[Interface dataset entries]
• • • • •

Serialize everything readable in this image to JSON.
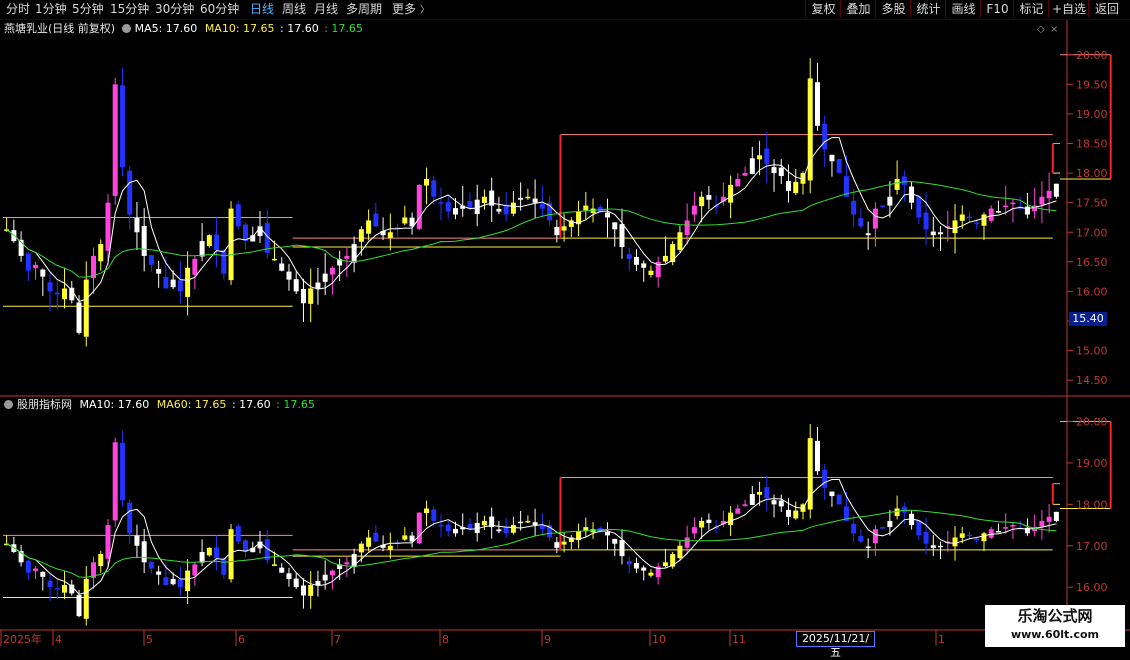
{
  "toolbar": {
    "periods": [
      {
        "label": "分时",
        "active": false
      },
      {
        "label": "1分钟",
        "active": false
      },
      {
        "label": "5分钟",
        "active": false
      },
      {
        "label": "15分钟",
        "active": false
      },
      {
        "label": "30分钟",
        "active": false
      },
      {
        "label": "60分钟",
        "active": false
      },
      {
        "label": "日线",
        "active": true
      },
      {
        "label": "周线",
        "active": false
      },
      {
        "label": "月线",
        "active": false
      },
      {
        "label": "多周期",
        "active": false
      },
      {
        "label": "更多",
        "active": false
      }
    ],
    "actions": [
      "复权",
      "叠加",
      "多股",
      "统计",
      "画线",
      "F10",
      "标记",
      "+自选",
      "返回"
    ]
  },
  "main_panel": {
    "stock_name": "燕塘乳业(日线 前复权)",
    "ma5_label": "MA5: 17.60",
    "ma10_label": "MA10: 17.65",
    "extra1": ": 17.60",
    "extra2": ": 17.65",
    "y_ticks": [
      "20.00",
      "19.50",
      "19.00",
      "18.50",
      "18.00",
      "17.50",
      "17.00",
      "16.50",
      "16.00",
      "15.50",
      "15.00",
      "14.50"
    ],
    "price_tag": "15.40"
  },
  "indicator_panel": {
    "title": "股朋指标网",
    "ma10_label": "MA10: 17.60",
    "ma60_label": "MA60: 17.65",
    "extra1": ": 17.60",
    "extra2": ": 17.65",
    "y_ticks": [
      "20.00",
      "19.00",
      "18.00",
      "17.00",
      "16.00"
    ]
  },
  "date_axis": {
    "labels": [
      "2025年",
      "4",
      "5",
      "6",
      "7",
      "8",
      "9",
      "10",
      "11",
      "1"
    ],
    "cursor_date": "2025/11/21/五"
  },
  "watermark": {
    "title": "乐淘公式网",
    "url": "www.60lt.com"
  },
  "colors": {
    "background": "#000000",
    "up_candle": "#ff44dd",
    "down_candle": "#2233ff",
    "yellow_candle": "#ffff33",
    "white_candle": "#ffffff",
    "ma_short": "#ffffff",
    "ma_long": "#33dd33",
    "axis": "#c0392b",
    "box_red": "#ff2222",
    "line_pink": "#ff8888",
    "line_yellow": "#ffee44"
  },
  "chart_data": {
    "type": "candlestick",
    "symbol_name": "燕塘乳业",
    "ylim_main": [
      14.3,
      20.3
    ],
    "ylim_indicator": [
      15.4,
      20.4
    ],
    "last_close": 17.6,
    "closes": [
      17.05,
      16.85,
      16.6,
      16.35,
      16.45,
      16.25,
      16.0,
      15.95,
      16.05,
      15.85,
      15.3,
      16.2,
      16.6,
      16.8,
      17.5,
      19.5,
      18.1,
      17.3,
      17.0,
      16.6,
      16.45,
      16.3,
      16.05,
      16.2,
      16.0,
      16.4,
      16.55,
      16.85,
      16.95,
      16.7,
      16.3,
      17.4,
      17.1,
      16.85,
      16.95,
      17.1,
      16.65,
      16.55,
      16.35,
      16.2,
      16.0,
      15.8,
      16.05,
      16.15,
      16.3,
      16.4,
      16.55,
      16.6,
      16.8,
      17.05,
      17.2,
      17.1,
      16.95,
      17.0,
      17.05,
      17.25,
      17.1,
      17.8,
      17.9,
      17.6,
      17.5,
      17.35,
      17.3,
      17.45,
      17.4,
      17.55,
      17.6,
      17.45,
      17.35,
      17.3,
      17.5,
      17.55,
      17.6,
      17.5,
      17.4,
      17.2,
      16.95,
      17.1,
      17.2,
      17.35,
      17.45,
      17.4,
      17.35,
      17.25,
      17.05,
      16.75,
      16.55,
      16.45,
      16.4,
      16.35,
      16.5,
      16.6,
      16.8,
      17.0,
      17.2,
      17.45,
      17.6,
      17.55,
      17.45,
      17.6,
      17.8,
      17.9,
      18.0,
      18.25,
      18.3,
      18.15,
      18.0,
      17.95,
      17.7,
      17.85,
      18.0,
      19.6,
      18.8,
      18.4,
      18.2,
      18.0,
      17.6,
      17.3,
      17.1,
      16.95,
      17.4,
      17.45,
      17.6,
      17.9,
      17.8,
      17.5,
      17.25,
      17.05,
      16.95,
      17.0,
      17.1,
      17.2,
      17.3,
      17.25,
      17.15,
      17.3,
      17.4,
      17.35,
      17.45,
      17.5,
      17.4,
      17.3,
      17.45,
      17.6,
      17.7,
      17.6
    ]
  }
}
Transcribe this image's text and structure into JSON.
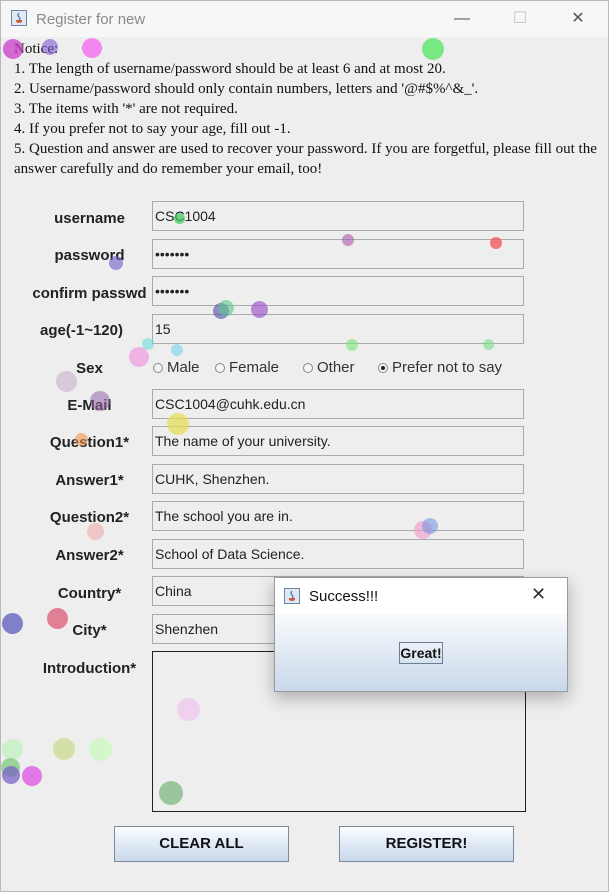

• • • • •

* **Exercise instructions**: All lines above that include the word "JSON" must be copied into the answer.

* **Response to the exercise**:
Serialize everything readable in this image to JSON.
Transcribe this image's text and structure into JSON.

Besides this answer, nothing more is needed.